While chatting with a lovely octogenarian patient, he suddenly asked “Doc, did you always know you wanted to be a doctor?” I was raised in a medical household in a small town, and I learned early on the profound impact that a physician could have on a community. I could imagine a no different life for myself.
“Yes,” I replied. “I’ve known since the age of four that I was going to be a doctor.”
“It’s so good to talk to someone who’s doing what they’ve always wanted to do,” he replied wistfully. “I always wanted to be a lawyer, but I didn’t finish my last year of law school.”
This was a man who was still running a successful business with no plans to retire soon. He carried palpable regret at not pursuing his dreams. He got me thinking about the dreams we have in youth and the evolution of those dreams in various stages of life.
My father is a traditional private practice surgeon, one of the old school physicians who surprisingly still remembers the Krebs cycle and enzymatic pathways. His memory and knowledge of the pathophysiology of the disease are astounding. He charted on paper charts with his illegible handwriting when professional courtesy was still a thing. His work ethic was, and is, the strongest of anyone I know. Being from a small town, I could not go anywhere without someone knowing my father and sharing a story of how he saved their life.

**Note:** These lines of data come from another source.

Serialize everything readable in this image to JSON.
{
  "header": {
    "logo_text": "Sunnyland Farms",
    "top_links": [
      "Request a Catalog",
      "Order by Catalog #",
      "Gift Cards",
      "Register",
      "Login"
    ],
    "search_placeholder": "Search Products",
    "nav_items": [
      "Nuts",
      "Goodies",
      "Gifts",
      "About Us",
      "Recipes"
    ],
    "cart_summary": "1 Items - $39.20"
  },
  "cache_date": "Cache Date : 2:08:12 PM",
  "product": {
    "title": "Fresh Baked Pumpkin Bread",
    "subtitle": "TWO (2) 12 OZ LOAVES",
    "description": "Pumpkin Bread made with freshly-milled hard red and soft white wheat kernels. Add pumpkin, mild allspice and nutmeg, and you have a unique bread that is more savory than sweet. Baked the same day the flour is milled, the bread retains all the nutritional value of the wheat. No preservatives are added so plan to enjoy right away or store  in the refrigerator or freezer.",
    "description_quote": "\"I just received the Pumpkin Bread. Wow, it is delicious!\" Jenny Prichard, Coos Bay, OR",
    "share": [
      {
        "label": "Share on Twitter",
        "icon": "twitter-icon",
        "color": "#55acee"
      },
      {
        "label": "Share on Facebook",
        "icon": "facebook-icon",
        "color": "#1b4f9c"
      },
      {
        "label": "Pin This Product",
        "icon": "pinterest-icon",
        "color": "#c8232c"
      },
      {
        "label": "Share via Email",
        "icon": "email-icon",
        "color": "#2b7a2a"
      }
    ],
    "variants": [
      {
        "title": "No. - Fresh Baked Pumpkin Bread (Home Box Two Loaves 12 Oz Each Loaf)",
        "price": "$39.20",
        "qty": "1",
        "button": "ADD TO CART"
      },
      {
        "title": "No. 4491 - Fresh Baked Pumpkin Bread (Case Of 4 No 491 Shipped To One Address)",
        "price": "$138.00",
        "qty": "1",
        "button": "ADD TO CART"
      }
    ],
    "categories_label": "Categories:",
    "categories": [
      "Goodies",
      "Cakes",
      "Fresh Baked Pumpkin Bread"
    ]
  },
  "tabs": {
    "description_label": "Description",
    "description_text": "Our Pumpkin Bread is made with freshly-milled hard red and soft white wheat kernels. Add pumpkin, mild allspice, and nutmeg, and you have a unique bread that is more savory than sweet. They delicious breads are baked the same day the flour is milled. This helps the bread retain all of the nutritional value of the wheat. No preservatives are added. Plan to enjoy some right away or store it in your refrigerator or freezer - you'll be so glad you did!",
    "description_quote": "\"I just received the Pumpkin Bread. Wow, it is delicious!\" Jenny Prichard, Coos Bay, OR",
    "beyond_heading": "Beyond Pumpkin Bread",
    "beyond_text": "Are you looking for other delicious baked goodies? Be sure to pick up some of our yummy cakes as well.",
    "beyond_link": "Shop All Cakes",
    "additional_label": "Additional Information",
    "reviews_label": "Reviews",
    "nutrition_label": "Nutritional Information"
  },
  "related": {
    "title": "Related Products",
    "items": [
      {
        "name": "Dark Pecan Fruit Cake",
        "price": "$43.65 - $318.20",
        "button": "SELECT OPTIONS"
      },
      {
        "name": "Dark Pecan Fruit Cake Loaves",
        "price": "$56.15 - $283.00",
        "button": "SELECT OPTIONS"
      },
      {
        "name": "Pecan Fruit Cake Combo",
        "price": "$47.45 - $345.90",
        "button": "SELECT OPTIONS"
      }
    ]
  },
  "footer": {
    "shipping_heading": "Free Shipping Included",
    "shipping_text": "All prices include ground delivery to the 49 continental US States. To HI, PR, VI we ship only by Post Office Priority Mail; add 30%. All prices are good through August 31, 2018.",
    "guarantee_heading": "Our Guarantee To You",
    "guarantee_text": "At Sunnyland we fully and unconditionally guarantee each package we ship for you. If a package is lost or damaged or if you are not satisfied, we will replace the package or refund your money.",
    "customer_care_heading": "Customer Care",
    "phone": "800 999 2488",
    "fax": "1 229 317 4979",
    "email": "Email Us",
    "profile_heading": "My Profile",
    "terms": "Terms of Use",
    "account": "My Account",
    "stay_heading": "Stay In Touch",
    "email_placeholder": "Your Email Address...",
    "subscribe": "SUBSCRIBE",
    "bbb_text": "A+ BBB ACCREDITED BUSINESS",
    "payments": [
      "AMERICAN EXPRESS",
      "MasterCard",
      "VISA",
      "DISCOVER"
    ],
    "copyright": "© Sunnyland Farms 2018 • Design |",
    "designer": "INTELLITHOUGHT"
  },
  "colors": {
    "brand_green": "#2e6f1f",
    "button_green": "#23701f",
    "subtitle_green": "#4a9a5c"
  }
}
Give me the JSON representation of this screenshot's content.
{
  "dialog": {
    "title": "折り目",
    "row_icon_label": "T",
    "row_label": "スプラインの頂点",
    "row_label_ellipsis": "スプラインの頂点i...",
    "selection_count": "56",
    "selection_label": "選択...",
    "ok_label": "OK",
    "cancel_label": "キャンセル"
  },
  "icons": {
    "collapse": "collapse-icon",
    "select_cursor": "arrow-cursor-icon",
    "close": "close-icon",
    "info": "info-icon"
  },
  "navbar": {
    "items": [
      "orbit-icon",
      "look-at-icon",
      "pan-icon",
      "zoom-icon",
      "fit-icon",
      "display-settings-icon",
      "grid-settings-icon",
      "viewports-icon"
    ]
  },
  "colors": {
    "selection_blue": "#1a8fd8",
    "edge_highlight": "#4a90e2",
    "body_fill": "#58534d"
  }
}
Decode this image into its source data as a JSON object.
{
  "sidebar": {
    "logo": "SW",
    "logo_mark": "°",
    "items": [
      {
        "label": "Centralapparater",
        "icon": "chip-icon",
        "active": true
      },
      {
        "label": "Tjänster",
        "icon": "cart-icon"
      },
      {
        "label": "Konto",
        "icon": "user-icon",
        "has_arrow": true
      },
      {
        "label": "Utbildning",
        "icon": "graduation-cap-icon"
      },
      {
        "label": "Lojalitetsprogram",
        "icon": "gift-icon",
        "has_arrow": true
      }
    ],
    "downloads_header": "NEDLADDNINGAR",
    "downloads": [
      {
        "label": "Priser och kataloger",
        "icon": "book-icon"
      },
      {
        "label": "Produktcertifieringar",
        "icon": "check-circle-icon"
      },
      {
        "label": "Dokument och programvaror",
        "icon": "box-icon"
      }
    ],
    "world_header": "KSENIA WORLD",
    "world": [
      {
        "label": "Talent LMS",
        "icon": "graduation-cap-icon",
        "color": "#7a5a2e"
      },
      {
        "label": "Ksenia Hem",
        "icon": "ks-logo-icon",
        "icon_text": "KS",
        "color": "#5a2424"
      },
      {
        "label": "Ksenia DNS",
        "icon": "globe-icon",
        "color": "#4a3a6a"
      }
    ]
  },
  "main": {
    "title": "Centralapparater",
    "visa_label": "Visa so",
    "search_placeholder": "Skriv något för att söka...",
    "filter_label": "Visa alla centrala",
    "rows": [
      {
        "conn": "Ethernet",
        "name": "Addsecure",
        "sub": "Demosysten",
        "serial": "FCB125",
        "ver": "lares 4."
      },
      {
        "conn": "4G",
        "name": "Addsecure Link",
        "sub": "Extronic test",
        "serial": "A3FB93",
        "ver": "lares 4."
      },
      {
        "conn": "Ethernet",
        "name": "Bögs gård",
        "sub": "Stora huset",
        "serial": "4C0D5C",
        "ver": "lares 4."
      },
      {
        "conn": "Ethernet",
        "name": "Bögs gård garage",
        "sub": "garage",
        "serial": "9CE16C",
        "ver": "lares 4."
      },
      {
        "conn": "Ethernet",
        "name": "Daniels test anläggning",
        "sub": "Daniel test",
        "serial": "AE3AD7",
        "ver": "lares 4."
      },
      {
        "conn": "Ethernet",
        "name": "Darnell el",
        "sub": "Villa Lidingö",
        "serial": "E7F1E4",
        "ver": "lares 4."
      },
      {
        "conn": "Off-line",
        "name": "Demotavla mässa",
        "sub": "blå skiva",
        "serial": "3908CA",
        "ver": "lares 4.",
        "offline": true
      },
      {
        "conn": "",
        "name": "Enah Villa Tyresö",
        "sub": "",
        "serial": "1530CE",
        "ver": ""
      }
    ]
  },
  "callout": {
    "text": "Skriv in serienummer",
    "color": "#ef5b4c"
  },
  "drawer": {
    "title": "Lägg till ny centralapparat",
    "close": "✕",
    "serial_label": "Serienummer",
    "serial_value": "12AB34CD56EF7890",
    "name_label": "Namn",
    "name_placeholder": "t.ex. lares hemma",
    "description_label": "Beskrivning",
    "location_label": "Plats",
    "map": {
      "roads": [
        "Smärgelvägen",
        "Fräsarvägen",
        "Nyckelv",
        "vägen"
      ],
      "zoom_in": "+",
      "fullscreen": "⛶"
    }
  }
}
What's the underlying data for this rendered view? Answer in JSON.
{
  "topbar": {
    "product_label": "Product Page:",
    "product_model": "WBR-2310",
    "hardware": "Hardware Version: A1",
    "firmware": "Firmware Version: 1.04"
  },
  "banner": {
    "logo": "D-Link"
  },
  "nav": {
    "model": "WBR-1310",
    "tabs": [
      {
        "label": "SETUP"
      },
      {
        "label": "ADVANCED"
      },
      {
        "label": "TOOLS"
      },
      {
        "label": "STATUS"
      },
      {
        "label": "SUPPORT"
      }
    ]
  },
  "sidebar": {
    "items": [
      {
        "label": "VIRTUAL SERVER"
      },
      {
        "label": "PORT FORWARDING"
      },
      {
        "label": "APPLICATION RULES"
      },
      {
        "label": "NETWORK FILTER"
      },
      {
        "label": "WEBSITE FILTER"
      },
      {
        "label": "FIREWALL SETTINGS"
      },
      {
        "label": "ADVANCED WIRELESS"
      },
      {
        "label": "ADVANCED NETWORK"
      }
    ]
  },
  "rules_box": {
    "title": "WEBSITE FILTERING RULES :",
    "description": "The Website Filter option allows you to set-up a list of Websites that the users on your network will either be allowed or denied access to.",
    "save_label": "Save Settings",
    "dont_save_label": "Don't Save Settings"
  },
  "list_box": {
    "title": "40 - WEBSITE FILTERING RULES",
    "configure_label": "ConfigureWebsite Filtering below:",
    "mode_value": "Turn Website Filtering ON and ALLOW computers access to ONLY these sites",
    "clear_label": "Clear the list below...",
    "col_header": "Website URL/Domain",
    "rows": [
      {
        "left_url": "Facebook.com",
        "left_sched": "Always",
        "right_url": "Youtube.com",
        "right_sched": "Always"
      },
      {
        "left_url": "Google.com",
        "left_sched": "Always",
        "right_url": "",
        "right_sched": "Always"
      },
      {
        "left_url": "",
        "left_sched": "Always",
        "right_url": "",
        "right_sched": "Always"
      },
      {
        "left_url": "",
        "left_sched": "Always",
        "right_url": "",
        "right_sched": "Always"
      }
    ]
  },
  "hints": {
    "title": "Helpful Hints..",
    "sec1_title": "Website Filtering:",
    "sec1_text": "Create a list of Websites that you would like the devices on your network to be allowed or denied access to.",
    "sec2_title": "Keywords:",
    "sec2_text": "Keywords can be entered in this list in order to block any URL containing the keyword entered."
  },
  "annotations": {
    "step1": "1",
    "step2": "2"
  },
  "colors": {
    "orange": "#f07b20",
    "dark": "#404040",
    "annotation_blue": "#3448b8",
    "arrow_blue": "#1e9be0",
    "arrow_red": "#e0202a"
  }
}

Even though I have always envisioned myself as a physician, my experience in the practice of medicine has proven to be much different than the experience of my father. Modern-day medicine is an actual beast. Modern-day medicine is about metrics and checkboxes and prior authorizations and fifteen-minute appointments. Modern-day medicine is about healthcare CEOs making billion-dollar bonuses while Medicare continues to threaten reduced reimbursements to physicians. Modern-day medicine is about Dr. Google and patient satisfaction surveys where something like declining to write a prescription can endanger someone’s professional reputation.
It is no wonder that when corporate medicine took over small practices and the patient was removed as the central equation in a physician-patient relationship, physician burnout began to rise.
A 2019 survey of physicians revealed that 44% of physicians reported: “burnout” (50% women vs 39% men). The percentage of physicians feeling burnout rises with the number of hours worked per week with physicians who work more than 51 hours per week reporting higher burnout. Physicians working through a healthcare organization reported more burnout (49%) as compared to office-based solo practice physicians (41%).
2020 was an unprecedented year in medicine. At the pandemic onset, caring for severely ill patients with only limited therapies to offer was certainly not a gratifying experience. The scarcity of personal protective equipment and the danger to physical health was an additional dark cloud looming over all of our heads. Also at the same time physicians were fighting two pandemics: the coronavirus pandemic and the misinformation pandemic. How did the pandemic affect physician burnout?
A 2020 survey of physicians with data collected from Aug 30, 2020, to Nov 5, 2020, revealed that 42% of physicians reported burnout (51% women vs 36% men). 79% of physicians reported that their burnout predated the pandemic. Physicians working through a healthcare organization reported more burnout (47%) as compared to office-based solo practice physicians (40%). However, happiness plunged from 69% pre-pandemic to 49%.
The 2020 survey is limited to about one month of data but it highlights what physicians perceive to be their true calling, which is to care for the sick. This calling drives us to get up and work on the weekends or holidays or during a pandemic. It allows us to put the needs of our patients before our own. The pandemic was a time where patient care took priority over metrics. We were doctoring like doctors, not data entry clerks.
Psychologist Abraham Maslow created a hierarchy of needs, a framework for personal and professional growth. The pyramid encompasses basic human needs: physiological, safety, love and belonging, esteem, and self-actualization. Despite needs like safety and social distancing lowering physician happiness during the pandemic, physicians were fulfilling their self-actualization needs.
In part two of this discussion, I will review Maslow’s hierarchy of needs as it pertains to physician burnout in non-pandemic times and present strategies to overcome these feelings. STAY TUNED…
Uzma Khan, MD, is a practicing Internist and a Women in White Coats writer’s fellow. She blogs about medicine, money, and life at http://www.meandmystethoscope.com/, and she can be found on Facebook Uzma Khan, MD, Instagram @uzmakhanmd and Twitter @uzmakhanmd